MIAMI -- For the first time in his past four starts, Marlins starter Justin Nicolino wasn't sharp when he faced the Brewers on Monday afternoon. The rookie lefty paid the price, as he tied a season-high in runs (five) and hits allowed (nine) in Miami's 9-1 loss at Marlins Park.
"It's baseball. Not every five days you're going to go out there and have your good stuff," Nicolino said. "You just have to battle. That fifth inning I went out there, and I threw [Jean Segura] an 0-2 pitch that stayed over the middle of the plate, and after that, it was the same thing to [Jonathan] Lucroy.
"I can't do that. At times, guys did pick me up, but I just didn't give them chances."
Nicolino (3-3, 3.72 ERA) was pulled after 4 1/3 innings, but he posted zeros through the first three. Then, Milwaukee's Khris Davis tagged him for a solo home run in the fourth inning, before the 23-year-old Nicolino surrendered four runs in the fifth.

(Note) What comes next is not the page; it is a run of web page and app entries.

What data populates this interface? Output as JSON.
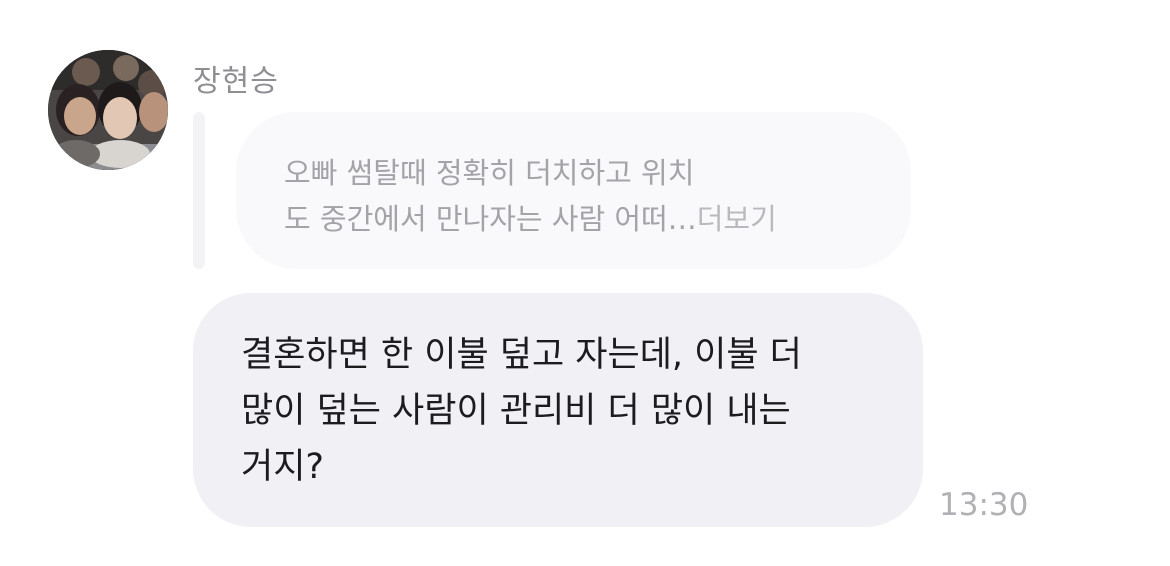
{
  "sender": {
    "name": "장현승"
  },
  "reply_preview": {
    "line1": "오빠 썸탈때 정확히 더치하고 위치",
    "line2": "도 중간에서 만나자는 사람  어떠",
    "ellipsis": "…",
    "more_label": "더보기"
  },
  "message": {
    "lines": [
      "결혼하면 한 이불 덮고 자는데, 이불 더",
      "많이 덮는 사람이 관리비 더 많이 내는",
      "거지?"
    ],
    "time": "13:30"
  },
  "colors": {
    "reply_bubble": "#f9f9fb",
    "message_bubble": "#f1f1f5",
    "reply_bar": "#f3f3f6",
    "secondary_text": "#8e8e93"
  }
}
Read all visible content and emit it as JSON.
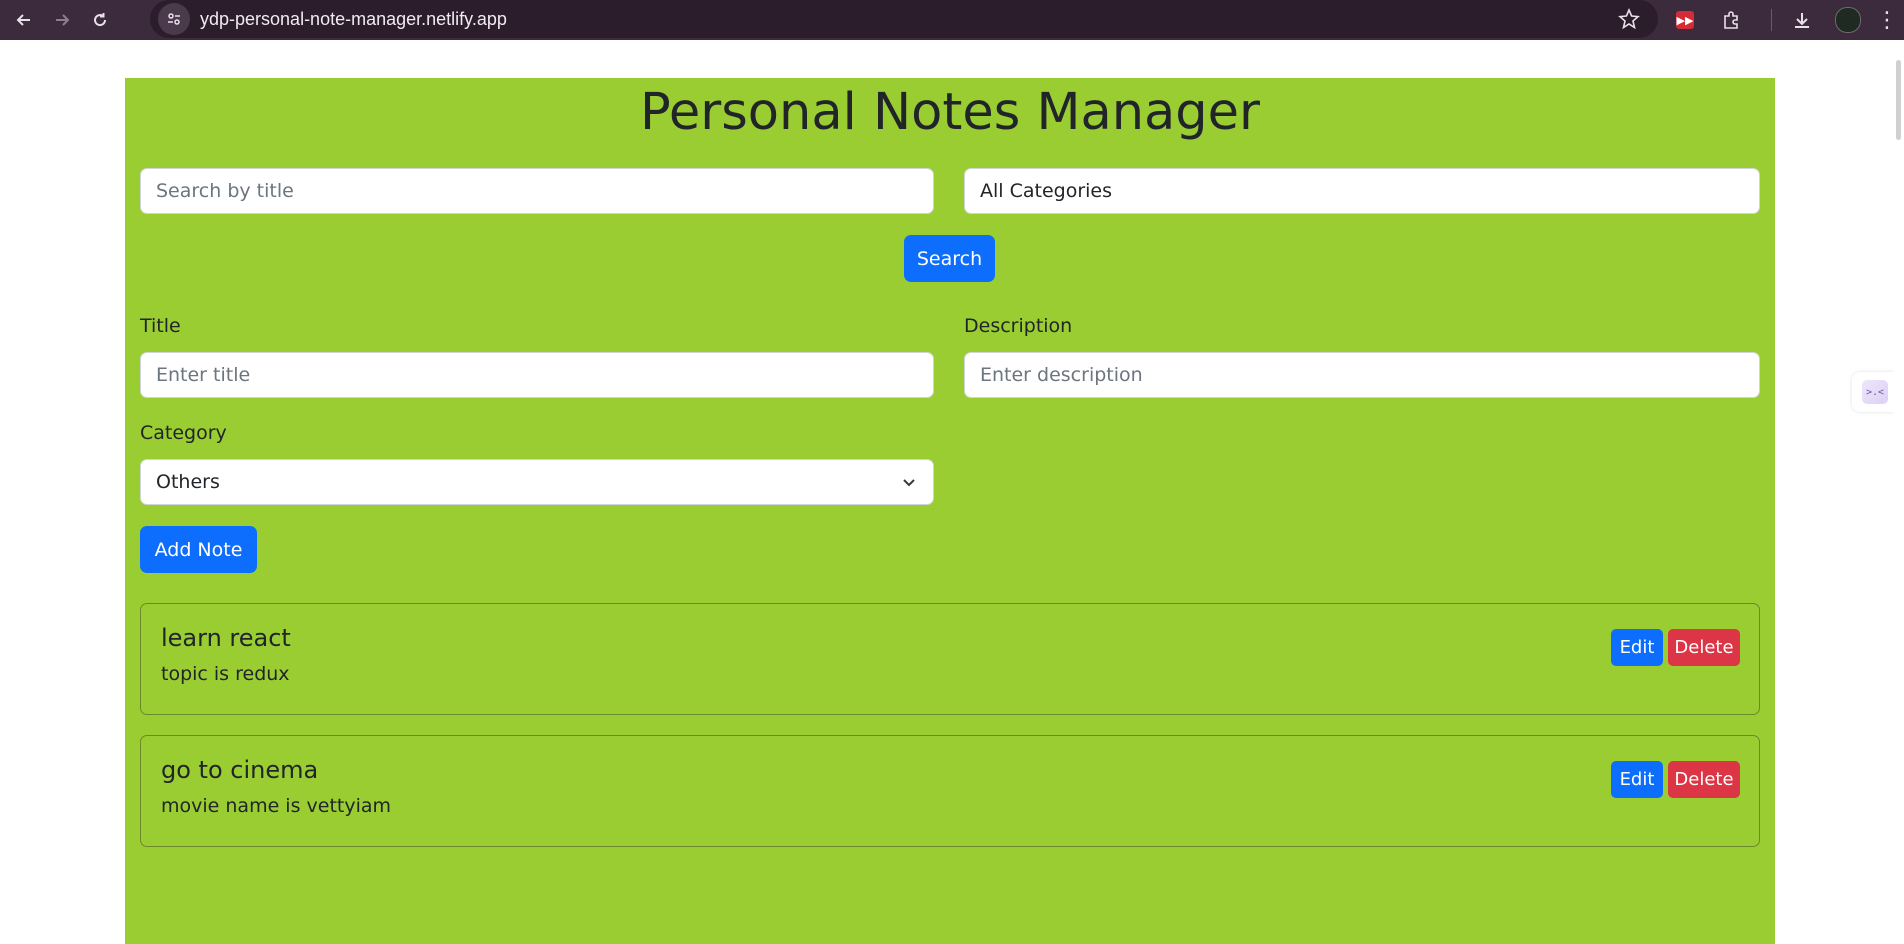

"He was fine executing his pitches and utilizing his changeup," manager Dan Jennings said. "Then the home run to Davis -- and that fifth inning -- it was like he'd get to two strikes and couldn't finish the hitter."
Segura tripled to start the fifth, and Lucroy followed with an RBI double. After getting Ryan Braun to ground out, Nicolino allowed back-to-back run-scoring hits to Davis and Adam Lind before he was pulled for Brian Ellington.
"All year since I've been up here, guys have been picking me up in those big jams," Nicolino said. "I had an opportunity to make some pitches, but I left them out over the plate, and that's what they're supposed to do with it."
It was a very different outing for the young lefty compared to his previous ones.
He was coming off a seven-inning scoreless performance in Atlanta on Tuesday. Prior to that, Nicolino logged three quality starts in a row, allowing two earned runs in each.
The five runs Nicolino allowed on Monday tied a season high he set on June 26 vs. the Dodgers, while the nine hits tied a season high that he allowed on Aug. 11 against Boston.
"Location-wise, he got some balls up that really aren't good for him," Jennings said. "And with two strikes, he's usually been pretty good at expanding the zone a little bit or utilizing that changeup to get guys out front. He just wasn't able to do it today."
Steve Wilaj is an associate reporter for MLB.com. This story was not subject to the approval of Major League Baseball or its clubs.